Like these works, Untitled (Blood and Feathers #2) resists being pinned down to any one meaning, retaining its ambiguity through its reduction to elemental materials – the blood, the feathers, the naked female body and the creek that flows behind. In all her feathered performances of 1974, Mendieta transforms herself into the sacrificial victim – the creature that must be killed in order to produce new life. Blood is central to rituals of the Catholic Church, the religion in which Mendieta was raised, through the metaphor of wine. Real blood-letting through the sacrifice of such animals as roosters, turtles and goats is a vital part of Santería, the hybrid religion developed in Cuba by African slaves in the nineteenth century, which fuses Yoruba culture (from south western Nigeria) with Spanish Roman Catholicism. However while Santería sacrifice specifies the use of a male bird, Mendieta’s bird-figures are unmistakeably feminine and, with such politically charged works as Untitled (Rape Scene) 1973 (L02834) as well as her more elemental Siluetas (L02835 and L02836), retain readings that refer to representation of the female body. In 1980, Mendieta commented that she ‘started immediately using blood, I guess, because I think it’s a very powerful magic thing. I don’t see it as a negative force’ (quoted in Ana Mendieta, p.90). Water, shimmering in the creek behind the artist as she performs, presents similarly universal themes of birth and rebirth traditionally linked to the female body.

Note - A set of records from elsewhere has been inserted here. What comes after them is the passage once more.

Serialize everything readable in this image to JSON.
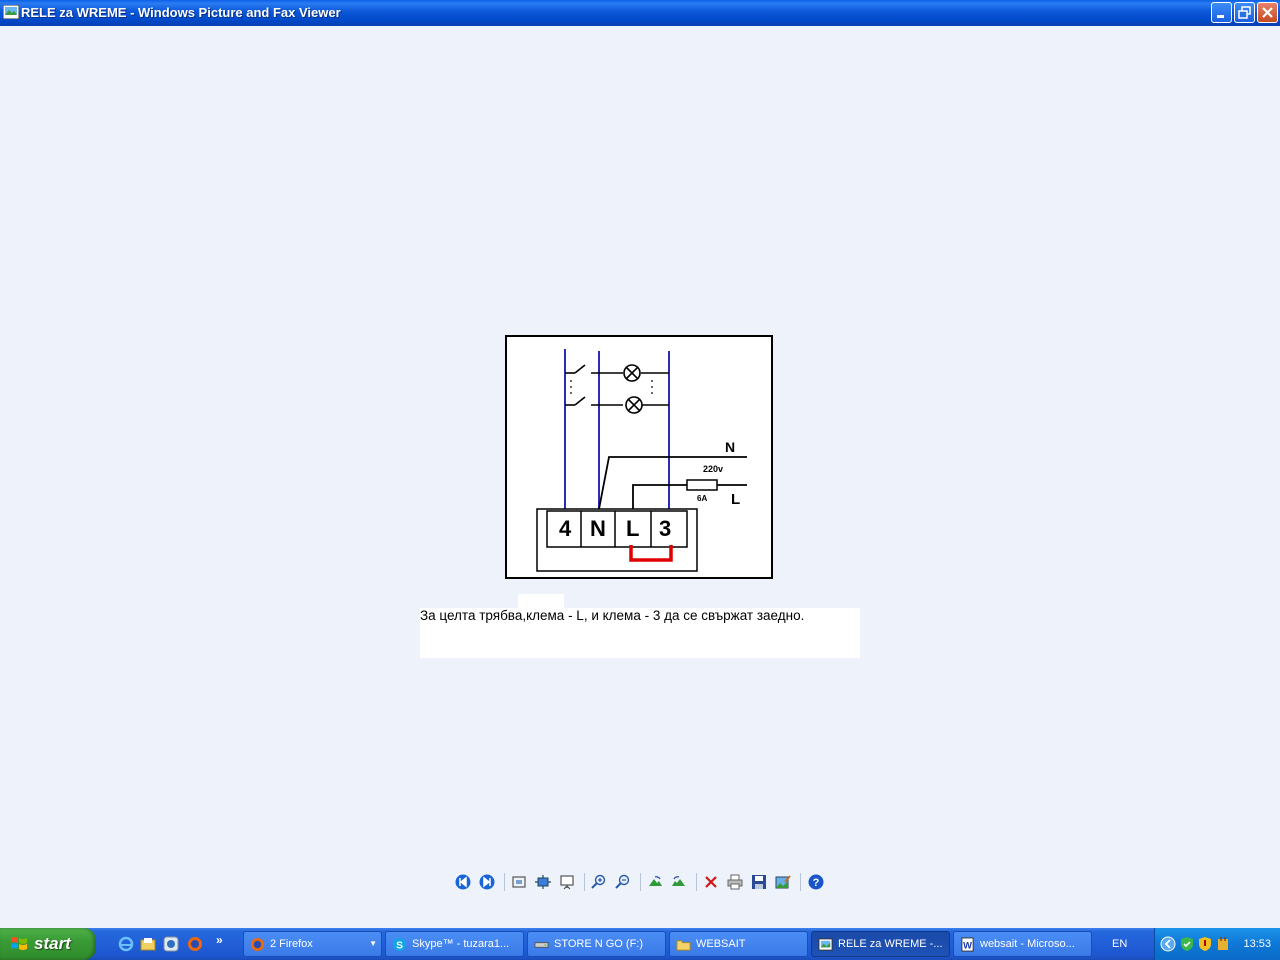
{
  "window": {
    "title": "RELE za WREME - Windows Picture and Fax Viewer",
    "minimize_icon": "minimize-icon",
    "restore_icon": "restore-icon",
    "close_icon": "close-icon"
  },
  "picture": {
    "terminals": [
      "4",
      "N",
      "L",
      "3"
    ],
    "label_n": "N",
    "label_l": "L",
    "label_voltage": "220v",
    "label_fuse": "6A",
    "jumper_color": "#e00000",
    "wire_color": "#2b2bb8"
  },
  "caption": "За целта трябва,клема - L, и клема - 3 да се свържат заедно.",
  "toolbar": {
    "buttons": [
      "previous-image-icon",
      "next-image-icon",
      "best-fit-icon",
      "actual-size-icon",
      "slideshow-icon",
      "zoom-in-icon",
      "zoom-out-icon",
      "rotate-clockwise-icon",
      "rotate-counterclockwise-icon",
      "delete-icon",
      "print-icon",
      "save-icon",
      "edit-icon",
      "help-icon"
    ]
  },
  "taskbar": {
    "start_label": "start",
    "tasks": [
      {
        "label": "2 Firefox",
        "icon": "firefox-icon",
        "has_arrow": true
      },
      {
        "label": "Skype™ - tuzara1...",
        "icon": "skype-icon"
      },
      {
        "label": "STORE N GO (F:)",
        "icon": "drive-icon"
      },
      {
        "label": "WEBSAIT",
        "icon": "folder-icon"
      },
      {
        "label": "RELE za WREME -...",
        "icon": "picture-viewer-icon",
        "active": true
      },
      {
        "label": "websait - Microso...",
        "icon": "word-icon"
      }
    ],
    "language": "EN",
    "clock": "13:53",
    "quicklaunch_chevron": "»"
  }
}
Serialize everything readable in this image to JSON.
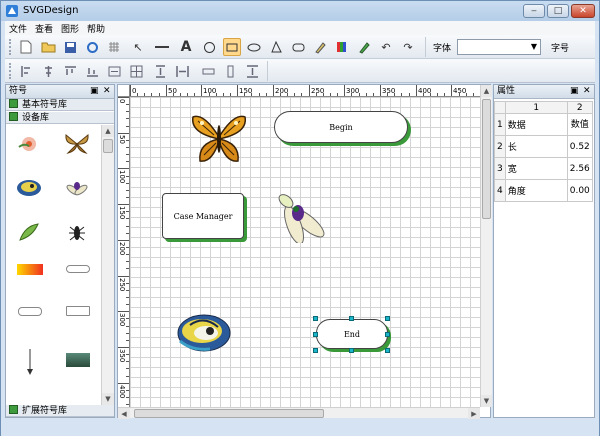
{
  "window": {
    "title": "SVGDesign"
  },
  "menu": [
    "文件",
    "查看",
    "图形",
    "帮助"
  ],
  "toolbar": {
    "font_label": "字体",
    "font_value": "",
    "size_label": "字号"
  },
  "left_panel": {
    "title": "符号",
    "libraries": [
      "基本符号库",
      "设备库"
    ],
    "footer_library": "扩展符号库",
    "symbols": [
      "flower",
      "butterfly",
      "bird",
      "cicada",
      "leaf",
      "insect",
      "gradient-bar",
      "small-button",
      "end-button",
      "case-manager-rect",
      "arrow",
      "gradient-rect"
    ]
  },
  "ruler": {
    "h_ticks": [
      "0",
      "50",
      "100",
      "150",
      "200",
      "250",
      "300",
      "350",
      "400",
      "450"
    ],
    "v_ticks": [
      "0",
      "50",
      "100",
      "150",
      "200",
      "250",
      "300",
      "350",
      "400"
    ]
  },
  "canvas": {
    "shapes": [
      {
        "kind": "butterfly"
      },
      {
        "kind": "button",
        "label": "Begin"
      },
      {
        "kind": "rect",
        "label": "Case Manager"
      },
      {
        "kind": "cicada"
      },
      {
        "kind": "bird"
      },
      {
        "kind": "button",
        "label": "End",
        "selected": true
      }
    ]
  },
  "properties": {
    "title": "属性",
    "col_headers": [
      "1",
      "2"
    ],
    "rows": [
      {
        "idx": "1",
        "name": "数据",
        "value": "数值"
      },
      {
        "idx": "2",
        "name": "长",
        "value": "0.52"
      },
      {
        "idx": "3",
        "name": "宽",
        "value": "2.56"
      },
      {
        "idx": "4",
        "name": "角度",
        "value": "0.00"
      }
    ]
  }
}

As its title suggests, Untitled (Blood and Feathers #2) is the second version of the performance, which Mendieta executed first with turkey feathers – Untitled (Blood and Feathers #1), also documented in Super-8 film – and next with chicken down and feathers. Both performances took place in the same venue with an audience of Intermedia students. Mendieta performed Untitled (Blood and Feathers) several times during a trip to Europe in spring 1976, in venues that include the International Cultreel Centrum, Antwerp and the Studenski Kulturni Centar in Belgrade (Viso 2004, p.244, note 67).

Untitled (Blood and Feathers #2) is exhibited projected in a darkened room on a continuous loop. It begins with the artist’s name, the film title and the date it was made: September 1974. It was released in an edition of six, of which Tate’s copy is the fifth.


Further reading:
Ana Mendieta, exhibition catalogue, Centro Galego de Arte Contemporánea, Santiago de Compostela, Kunsthalle Düsseldorf and Fundació Antoni Tàpies, Barcelona 1996.
Olga M Viso, Ana Mendieta: Earth Body, Sculpture and Performance 1972–1985, exhibition catalogue, Hirshhorn Museum and Sculpture Garden, Smithsonian Institution, Washington DC 2004, pp.49–50, 213, 215–16 and 244, note 67, reproduced p.214.
Olga Viso, Unseen Mendieta: The Unpublished Works of Ana Mendieta, Munich, Berlin, London and New York 2008.

Elizabeth Manchester
October 2009